In fact, TikTok user @Jacobious tested the algorithm’s part to play in being exposed to the alt-right. He did this by creating a brand new TikTok account and setting the user’s age to 12 years old. The first video he liked was one about ‘tips for boys’, to ensure the algorithm acknowledged his engagement, he commented on the video too. Only a few scrolls later was an Andrew Tate video. For those unaware, Tate recently got banned across social media platforms after his content was recognised to be inciting violence towards women and encouraging misogynistic thinking. Already we can see how quickly users can go from interacting with rather innocent content to extreme right-wing beliefs.

The alt-right pipeline is overly accessible online

© Unsplash

But the alt-right pipeline isn’t something new that’s grown alongside the rise of TikTok. Those who were active on YouTube in the mid-2010s are probably familiar with SJW cringe compilations. Some of which racked up over a million views per video.

For those unfamiliar with the term SJW, it’s an acronym meaning ‘Social Justice Warrior’. A label that was heavily used in the discussion of identity politics online and referred to someone advocating for socially progressive views. Whilst the term ‘SJW’ isn’t used as much anymore in online spaces as it once was, the term has appeared to have been replaced by the label of ‘wokeness’ – but they both mean the same thing.

So, what part do these ‘anti-SJW’ compilations have in the alt-right pipeline? The mocking of the basic ideals that these people are pushing (feminism, BLM, LGBTQ+ rights, etc.) opens a path to right-wing commentators on YouTube, and the leap is so subtle it’s almost unnoticeable. In fact, it seems like the logical step, hence why the YouTube algorithm suggests such videos.

The subtly of the pipeline is the core of its danger. And it easily preys on young boys and men. These right-wing groups and individuals behind the online presence of the alt-right use SJWs (and in turn everything they stand for) as an explanation for the problems that many young men struggle with, such as mental health.

They tell this impressionable audience that the reason they are depressed is that women now get to go to work too and provide, that they are no longer subservient to their husbands. Anti-semitic and racist propaganda is fed to them until eventually they internalise these messages and start to believe them. This aspect of the alt-right are often referred to as ‘incels’, meaning ‘involuntary celebate’ – a movement actually started by a woman looking for community, but was eventually co-opted by the right. Pervasive misogyny is masked by the illusion of male brotherhood and support, but it ultimately isolates these individuals from the world around them, making them easier to indoctrinate.

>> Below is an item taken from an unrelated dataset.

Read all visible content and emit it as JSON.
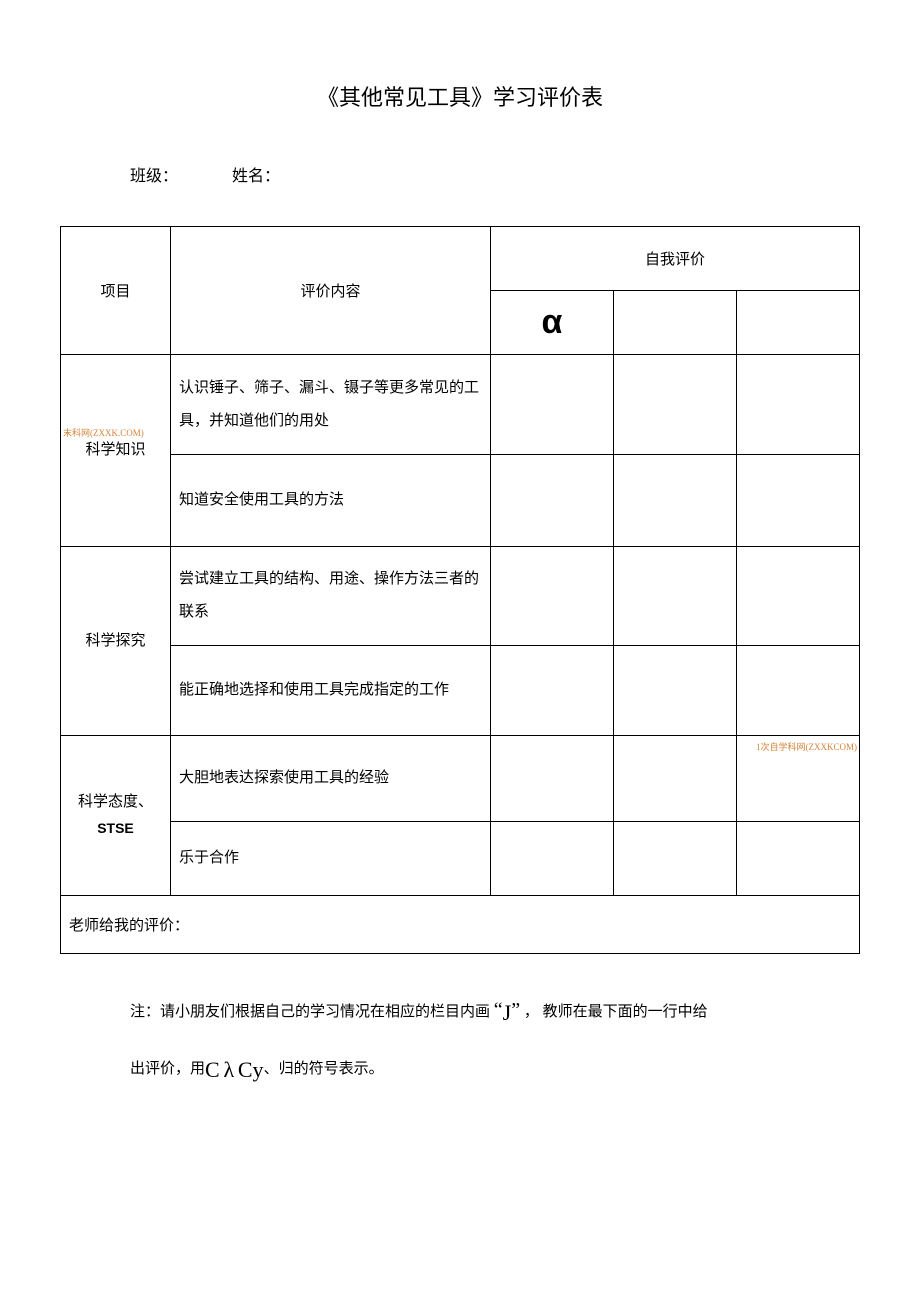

To boil it down into one sentence: the alt-right pipeline is a gradual method of radicalisation into right-wing beliefs. Beliefs which have resulted in lives lost, responsible for the mass shooting in Christchurch, New Zealand, responsible for the killing of 2 women and 4 men on a college campus as a misogynistic attack because the shooter couldn’t ‘have’ the “girls [he’s] always desired but was never able to have”, and the death of Heather Hayer at the neo-Nazi rally in Charlottesville.

So, how do we combat it?

Like most things, there is no easy fix. But we can start by having conversations about this method of indoctrination and these communities that pray on vulnerable and impressionable people – especially men and boys. We can also have open discussions about why this pattern of thought is harmful, and teach ourselves and others to always question what we are told. As well as educating ourselves on the history and current issues perpetuated by racism, misogyny, homophobia and more. But also to look at how patriarchal society harms men and not feminism like so many of the alt-right like to claim.

It’s also time for social media giants to take more action against those using their platforms to spread hate and incite violence. Yes, freedom of speech is a constitutional right, but it does not mean freedom of speech without consequences. And, yes Instagram can choose who it does and doesn’t have on its platform. Because Instagram isn’t a constitutional right.